WHAT THE TASK REQUIRES
When the string "JSON" appears in a line of the records, show the whole line.

Component data from apps and pages

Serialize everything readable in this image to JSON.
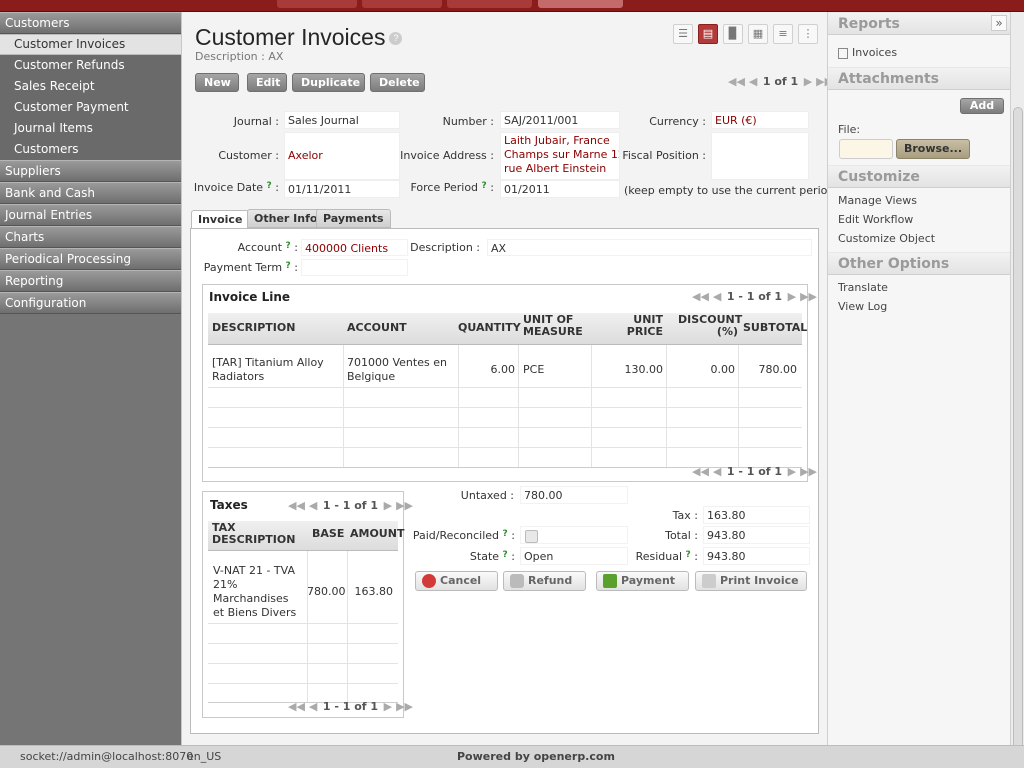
{
  "sidebar": {
    "sections": [
      {
        "label": "Customers",
        "items": [
          "Customer Invoices",
          "Customer Refunds",
          "Sales Receipt",
          "Customer Payment",
          "Journal Items",
          "Customers"
        ]
      },
      {
        "label": "Suppliers"
      },
      {
        "label": "Bank and Cash"
      },
      {
        "label": "Journal Entries"
      },
      {
        "label": "Charts"
      },
      {
        "label": "Periodical Processing"
      },
      {
        "label": "Reporting"
      },
      {
        "label": "Configuration"
      }
    ]
  },
  "header": {
    "title": "Customer Invoices",
    "help": "?",
    "description": "Description : AX"
  },
  "views": [
    "list-view-icon",
    "form-view-icon",
    "graph-view-icon",
    "calendar-view-icon",
    "gantt-view-icon",
    "diagram-view-icon"
  ],
  "toolbar": {
    "new": "New",
    "edit": "Edit",
    "duplicate": "Duplicate",
    "delete": "Delete",
    "pager": "1 of 1"
  },
  "form": {
    "journal_label": "Journal :",
    "journal": "Sales Journal",
    "number_label": "Number :",
    "number": "SAJ/2011/001",
    "currency_label": "Currency :",
    "currency": "EUR (€)",
    "customer_label": "Customer :",
    "customer": "Axelor",
    "address_label": "Invoice Address :",
    "address": [
      "Laith Jubair, France",
      "Champs sur Marne 12",
      "rue Albert Einstein"
    ],
    "fiscal_label": "Fiscal Position :",
    "date_label": "Invoice Date",
    "date": "01/11/2011",
    "period_label": "Force Period",
    "period": "01/2011",
    "period_hint": "(keep empty to use the current period)",
    "q": "?",
    "colon": ":"
  },
  "tabs": [
    "Invoice",
    "Other Info",
    "Payments"
  ],
  "invoice_tab": {
    "account_label": "Account",
    "account": "400000 Clients",
    "desc_label": "Description :",
    "desc": "AX",
    "payterm_label": "Payment Term"
  },
  "invoice_lines": {
    "title": "Invoice Line",
    "pager": "1 - 1 of 1",
    "headers": {
      "description": "DESCRIPTION",
      "account": "ACCOUNT",
      "quantity": "QUANTITY",
      "uom": "UNIT OF MEASURE",
      "unit_price": "UNIT PRICE",
      "discount": "DISCOUNT (%)",
      "subtotal": "SUBTOTAL"
    },
    "rows": [
      {
        "description": "[TAR] Titanium Alloy Radiators",
        "account": "701000 Ventes en Belgique",
        "quantity": "6.00",
        "uom": "PCE",
        "unit_price": "130.00",
        "discount": "0.00",
        "subtotal": "780.00"
      }
    ]
  },
  "taxes": {
    "title": "Taxes",
    "pager": "1 - 1 of 1",
    "headers": {
      "description": "TAX DESCRIPTION",
      "base": "BASE",
      "amount": "AMOUNT"
    },
    "rows": [
      {
        "description": "V-NAT 21 - TVA 21% Marchandises et Biens Divers",
        "base": "780.00",
        "amount": "163.80"
      }
    ]
  },
  "totals": {
    "untaxed_label": "Untaxed :",
    "untaxed": "780.00",
    "tax_label": "Tax :",
    "tax": "163.80",
    "total_label": "Total :",
    "total": "943.80",
    "paid_label": "Paid/Reconciled",
    "state_label": "State",
    "state": "Open",
    "residual_label": "Residual",
    "residual": "943.80"
  },
  "actions": {
    "cancel": "Cancel",
    "refund": "Refund",
    "payment": "Payment",
    "print": "Print Invoice"
  },
  "right_panel": {
    "collapse": "»",
    "reports_title": "Reports",
    "reports_item": "Invoices",
    "attachments_title": "Attachments",
    "add": "Add",
    "file_label": "File:",
    "browse": "Browse...",
    "customize_title": "Customize",
    "customize_items": [
      "Manage Views",
      "Edit Workflow",
      "Customize Object"
    ],
    "other_title": "Other Options",
    "other_items": [
      "Translate",
      "View Log"
    ]
  },
  "footer": {
    "socket": "socket://admin@localhost:8070",
    "lang": "en_US",
    "powered": "Powered by openerp.com"
  },
  "colors": {
    "brand": "#8b1c1c",
    "sidebar": "#757575",
    "link_red": "#8b0000"
  }
}
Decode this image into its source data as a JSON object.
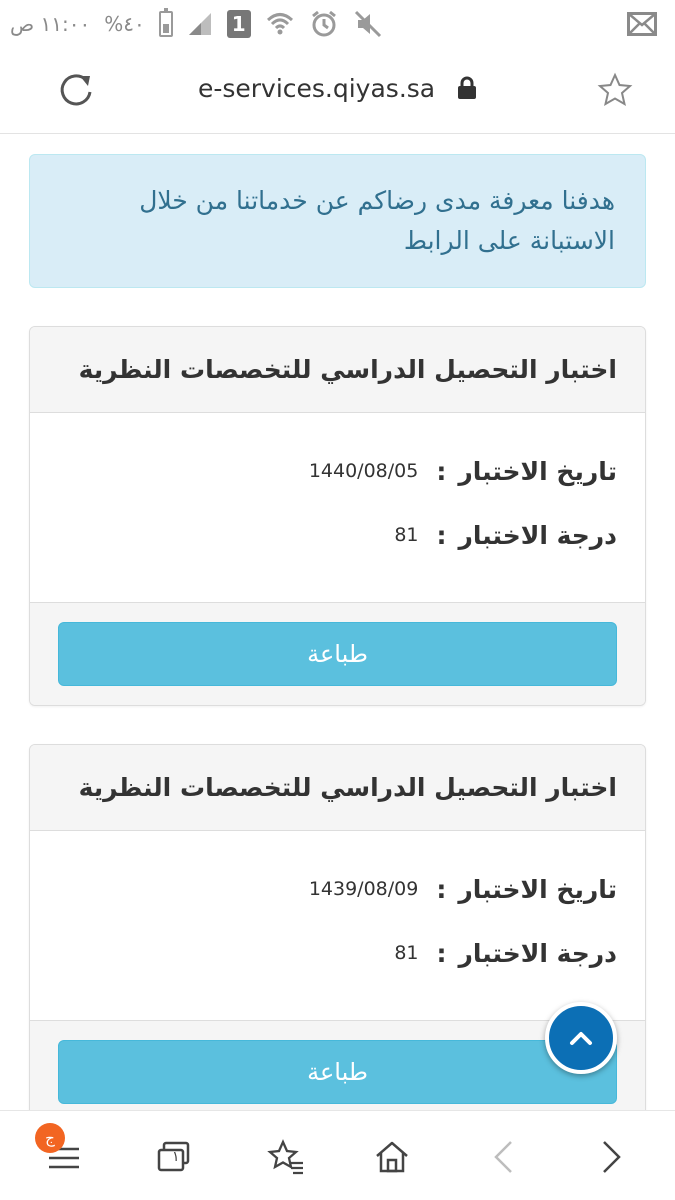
{
  "status_bar": {
    "time": "١١:٠٠ ص",
    "battery": "%٤٠",
    "sim_label": "1"
  },
  "browser": {
    "url": "e-services.qiyas.sa"
  },
  "alert": {
    "text": "هدفنا معرفة مدى رضاكم عن خدماتنا من خلال الاستبانة على الرابط"
  },
  "results": [
    {
      "title": "اختبار التحصيل الدراسي للتخصصات النظرية",
      "date_label": "تاريخ الاختبار",
      "date_value": "1440/08/05",
      "score_label": "درجة الاختبار",
      "score_value": "81",
      "print_label": "طباعة"
    },
    {
      "title": "اختبار التحصيل الدراسي للتخصصات النظرية",
      "date_label": "تاريخ الاختبار",
      "date_value": "1439/08/09",
      "score_label": "درجة الاختبار",
      "score_value": "81",
      "print_label": "طباعة"
    }
  ],
  "bottom_nav": {
    "menu_badge": "ج",
    "tab_count": "١"
  },
  "colors": {
    "alert_bg": "#d9edf7",
    "alert_text": "#31708f",
    "button_bg": "#5bc0de",
    "fab_bg": "#0c6fb5",
    "badge_bg": "#f26522"
  }
}
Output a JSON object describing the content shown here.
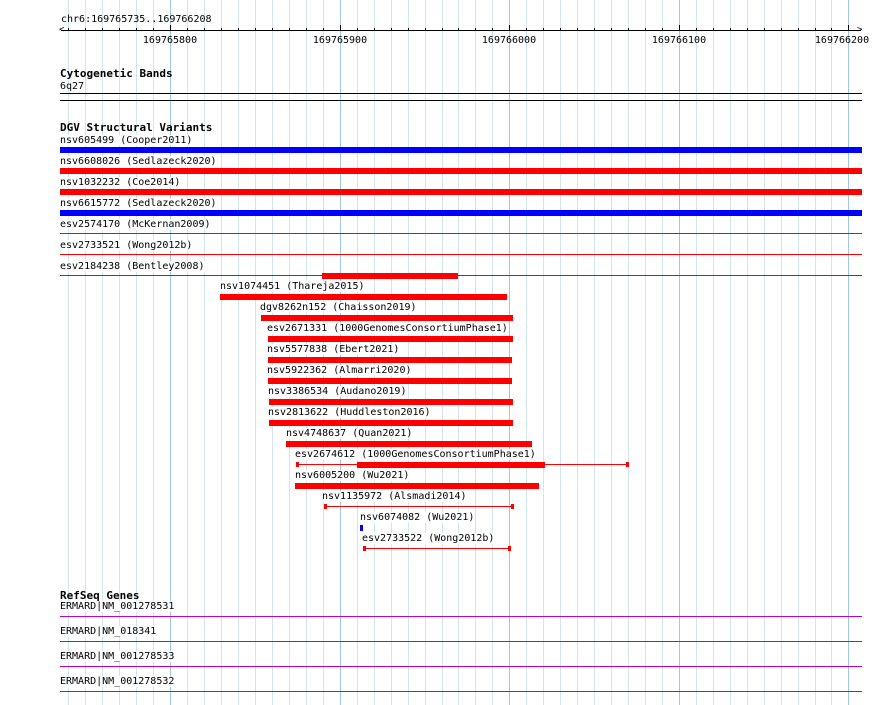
{
  "ruler": {
    "location": "chr6:169765735..169766208",
    "ticks": [
      "169765800",
      "169765900",
      "169766000",
      "169766100",
      "169766200"
    ]
  },
  "cytoband_track": {
    "title": "Cytogenetic Bands",
    "band": "6q27"
  },
  "dgv_track": {
    "title": "DGV Structural Variants",
    "full_width_rows": [
      {
        "label": "nsv605499 (Cooper2011)",
        "color": "#0000ff",
        "style": "thick"
      },
      {
        "label": "nsv6608026 (Sedlazeck2020)",
        "color": "#ff0000",
        "style": "thick"
      },
      {
        "label": "nsv1032232 (Coe2014)",
        "color": "#ff0000",
        "style": "thick"
      },
      {
        "label": "nsv6615772 (Sedlazeck2020)",
        "color": "#0000ff",
        "style": "thick"
      },
      {
        "label": "esv2574170 (McKernan2009)",
        "color": "#ff0000",
        "style": "thin"
      },
      {
        "label": "esv2733521 (Wong2012b)",
        "color": "#ff0000",
        "style": "thin"
      },
      {
        "label": "esv2184238 (Bentley2008)",
        "color": "#ff0000",
        "style": "thin"
      }
    ],
    "features": [
      {
        "label": "nsv1074451 (Thareja2015)",
        "color": "#ff0000",
        "style": "thick"
      },
      {
        "label": "dgv8262n152 (Chaisson2019)",
        "color": "#ff0000",
        "style": "thick"
      },
      {
        "label": "esv2671331 (1000GenomesConsortiumPhase1)",
        "color": "#ff0000",
        "style": "thick"
      },
      {
        "label": "nsv5577838 (Ebert2021)",
        "color": "#ff0000",
        "style": "thick"
      },
      {
        "label": "nsv5922362 (Almarri2020)",
        "color": "#ff0000",
        "style": "thick"
      },
      {
        "label": "nsv3386534 (Audano2019)",
        "color": "#ff0000",
        "style": "thick"
      },
      {
        "label": "nsv2813622 (Huddleston2016)",
        "color": "#ff0000",
        "style": "thick"
      },
      {
        "label": "nsv4748637 (Quan2021)",
        "color": "#ff0000",
        "style": "thick"
      },
      {
        "label": "esv2674612 (1000GenomesConsortiumPhase1)",
        "color": "#ff0000",
        "style": "mixed"
      },
      {
        "label": "nsv6005200 (Wu2021)",
        "color": "#ff0000",
        "style": "thick"
      },
      {
        "label": "nsv1135972 (Alsmadi2014)",
        "color": "#ff0000",
        "style": "thin"
      },
      {
        "label": "nsv6074082 (Wu2021)",
        "color": "#0000ff",
        "style": "thick"
      },
      {
        "label": "esv2733522 (Wong2012b)",
        "color": "#ff0000",
        "style": "thin"
      }
    ]
  },
  "refseq_track": {
    "title": "RefSeq Genes",
    "genes": [
      {
        "label": "ERMARD|NM_001278531"
      },
      {
        "label": "ERMARD|NM_018341"
      },
      {
        "label": "ERMARD|NM_001278533"
      },
      {
        "label": "ERMARD|NM_001278532"
      }
    ]
  }
}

ANSWER SPACE
Serialize everything readable in this image to JSON.
Decode this image into its source data as a JSON object.
Output a JSON object describing the content shown here.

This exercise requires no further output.